(Component data from apps and pages)
+---+

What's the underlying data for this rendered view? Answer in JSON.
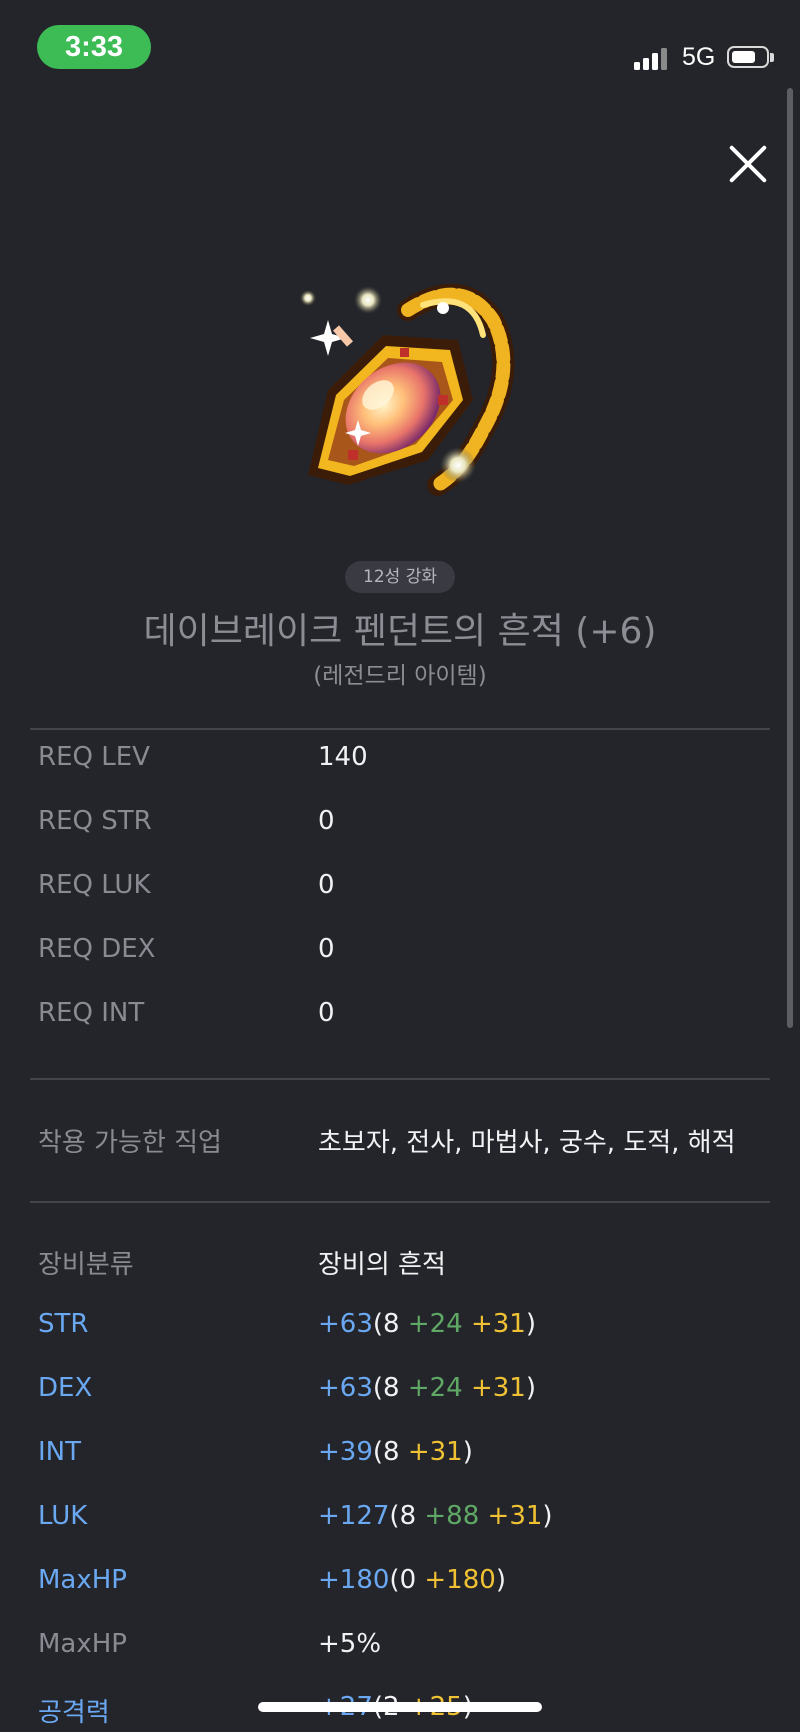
{
  "status_bar": {
    "time": "3:33",
    "network": "5G",
    "signal_bars": 4,
    "battery_level": 0.6
  },
  "header": {
    "close_icon": "close-icon"
  },
  "item": {
    "icon": "pendant-icon",
    "star_force": "12성 강화",
    "name": "데이브레이크 펜던트의 흔적 (+6)",
    "grade": "(레전드리 아이템)"
  },
  "requirements": [
    {
      "label": "REQ LEV",
      "value": "140"
    },
    {
      "label": "REQ STR",
      "value": "0"
    },
    {
      "label": "REQ LUK",
      "value": "0"
    },
    {
      "label": "REQ DEX",
      "value": "0"
    },
    {
      "label": "REQ INT",
      "value": "0"
    }
  ],
  "jobs": {
    "label": "착용 가능한 직업",
    "value": "초보자, 전사, 마법사, 궁수, 도적, 해적"
  },
  "category": {
    "label": "장비분류",
    "value": "장비의 흔적"
  },
  "stats": [
    {
      "label": "STR",
      "total": "+63",
      "open": "(",
      "base": "8",
      "add": "+24",
      "star": "+31",
      "close": ")"
    },
    {
      "label": "DEX",
      "total": "+63",
      "open": "(",
      "base": "8",
      "add": "+24",
      "star": "+31",
      "close": ")"
    },
    {
      "label": "INT",
      "total": "+39",
      "open": "(",
      "base": "8",
      "add": "",
      "star": "+31",
      "close": ")"
    },
    {
      "label": "LUK",
      "total": "+127",
      "open": "(",
      "base": "8",
      "add": "+88",
      "star": "+31",
      "close": ")"
    },
    {
      "label": "MaxHP",
      "total": "+180",
      "open": "(",
      "base": "0",
      "add": "",
      "star": "+180",
      "close": ")"
    }
  ],
  "maxhp_percent": {
    "label": "MaxHP",
    "value": "+5%"
  },
  "attack": {
    "label": "공격력",
    "total": "+27",
    "open": "(",
    "base": "2",
    "add": "",
    "star": "+25",
    "close": ")"
  },
  "colors": {
    "background": "#24252b",
    "stat_blue": "#6aa8f2",
    "bonus_green": "#5fa865",
    "starforce_yellow": "#f0c233",
    "time_pill": "#3dbb55"
  }
}
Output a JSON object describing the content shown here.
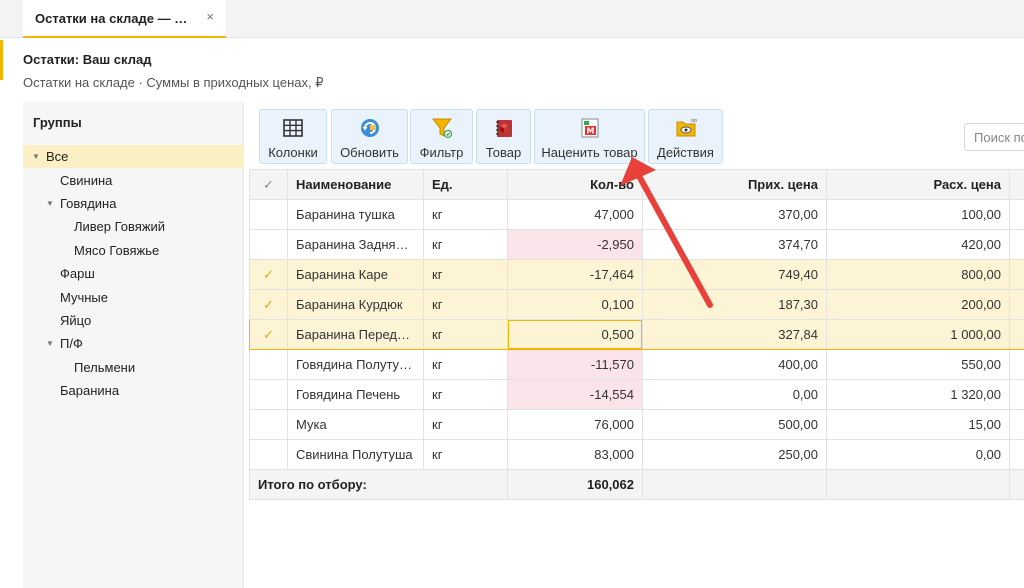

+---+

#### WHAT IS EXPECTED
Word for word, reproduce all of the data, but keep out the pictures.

#### ANSWER FOR THIS EXERCISE
What's the underlying data for this rendered view? Answer in JSON.
{
  "status_bar": {
    "time": "3:33",
    "network": "5G",
    "signal_bars": 4,
    "battery_level": 0.6
  },
  "header": {
    "close_icon": "close-icon"
  },
  "item": {
    "icon": "pendant-icon",
    "star_force": "12성 강화",
    "name": "데이브레이크 펜던트의 흔적 (+6)",
    "grade": "(레전드리 아이템)"
  },
  "requirements": [
    {
      "label": "REQ LEV",
      "value": "140"
    },
    {
      "label": "REQ STR",
      "value": "0"
    },
    {
      "label": "REQ LUK",
      "value": "0"
    },
    {
      "label": "REQ DEX",
      "value": "0"
    },
    {
      "label": "REQ INT",
      "value": "0"
    }
  ],
  "jobs": {
    "label": "착용 가능한 직업",
    "value": "초보자, 전사, 마법사, 궁수, 도적, 해적"
  },
  "category": {
    "label": "장비분류",
    "value": "장비의 흔적"
  },
  "stats": [
    {
      "label": "STR",
      "total": "+63",
      "open": "(",
      "base": "8",
      "add": "+24",
      "star": "+31",
      "close": ")"
    },
    {
      "label": "DEX",
      "total": "+63",
      "open": "(",
      "base": "8",
      "add": "+24",
      "star": "+31",
      "close": ")"
    },
    {
      "label": "INT",
      "total": "+39",
      "open": "(",
      "base": "8",
      "add": "",
      "star": "+31",
      "close": ")"
    },
    {
      "label": "LUK",
      "total": "+127",
      "open": "(",
      "base": "8",
      "add": "+88",
      "star": "+31",
      "close": ")"
    },
    {
      "label": "MaxHP",
      "total": "+180",
      "open": "(",
      "base": "0",
      "add": "",
      "star": "+180",
      "close": ")"
    }
  ],
  "maxhp_percent": {
    "label": "MaxHP",
    "value": "+5%"
  },
  "attack": {
    "label": "공격력",
    "total": "+27",
    "open": "(",
    "base": "2",
    "add": "",
    "star": "+25",
    "close": ")"
  },
  "colors": {
    "background": "#24252b",
    "stat_blue": "#6aa8f2",
    "bonus_green": "#5fa865",
    "starforce_yellow": "#f0c233",
    "time_pill": "#3dbb55"
  }
}
Output a JSON object describing the content shown here.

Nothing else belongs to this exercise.